• **WORK REQUIRED**
Tally every line below where "title" appears, then report the total alone.

• **Data about app and page elements**
━━━━━━━━━━━━━━━━━━━━━━━━━━━━━━

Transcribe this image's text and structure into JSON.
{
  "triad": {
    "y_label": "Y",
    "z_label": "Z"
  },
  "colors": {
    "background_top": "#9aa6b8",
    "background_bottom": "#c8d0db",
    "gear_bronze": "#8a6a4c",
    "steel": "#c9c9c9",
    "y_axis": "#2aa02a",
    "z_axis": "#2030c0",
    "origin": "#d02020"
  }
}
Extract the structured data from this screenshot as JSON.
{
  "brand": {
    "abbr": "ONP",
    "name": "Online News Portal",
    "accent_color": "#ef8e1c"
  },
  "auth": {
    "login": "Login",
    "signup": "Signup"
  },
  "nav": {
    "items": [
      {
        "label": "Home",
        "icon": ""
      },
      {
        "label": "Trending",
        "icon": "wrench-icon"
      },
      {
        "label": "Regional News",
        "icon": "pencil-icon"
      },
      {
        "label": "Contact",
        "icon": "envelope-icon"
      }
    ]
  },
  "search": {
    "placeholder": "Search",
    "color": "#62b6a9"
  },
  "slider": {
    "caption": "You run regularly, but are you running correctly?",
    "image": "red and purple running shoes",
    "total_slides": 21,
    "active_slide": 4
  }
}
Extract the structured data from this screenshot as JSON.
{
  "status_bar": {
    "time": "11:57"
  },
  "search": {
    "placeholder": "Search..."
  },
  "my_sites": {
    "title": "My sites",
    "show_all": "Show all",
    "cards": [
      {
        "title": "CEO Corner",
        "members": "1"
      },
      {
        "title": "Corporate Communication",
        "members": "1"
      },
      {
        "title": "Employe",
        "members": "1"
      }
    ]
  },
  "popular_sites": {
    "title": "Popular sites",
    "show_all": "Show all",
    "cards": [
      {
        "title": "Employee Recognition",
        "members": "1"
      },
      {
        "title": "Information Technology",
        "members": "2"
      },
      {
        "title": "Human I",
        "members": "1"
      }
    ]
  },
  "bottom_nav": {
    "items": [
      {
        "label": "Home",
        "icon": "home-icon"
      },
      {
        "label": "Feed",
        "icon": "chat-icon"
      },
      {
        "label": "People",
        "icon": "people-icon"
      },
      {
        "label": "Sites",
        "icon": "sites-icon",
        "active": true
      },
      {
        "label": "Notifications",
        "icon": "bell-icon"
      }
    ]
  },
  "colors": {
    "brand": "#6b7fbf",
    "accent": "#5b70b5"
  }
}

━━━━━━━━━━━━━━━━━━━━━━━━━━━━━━

• **RESPONSE FOR THIS EXERCISE**
8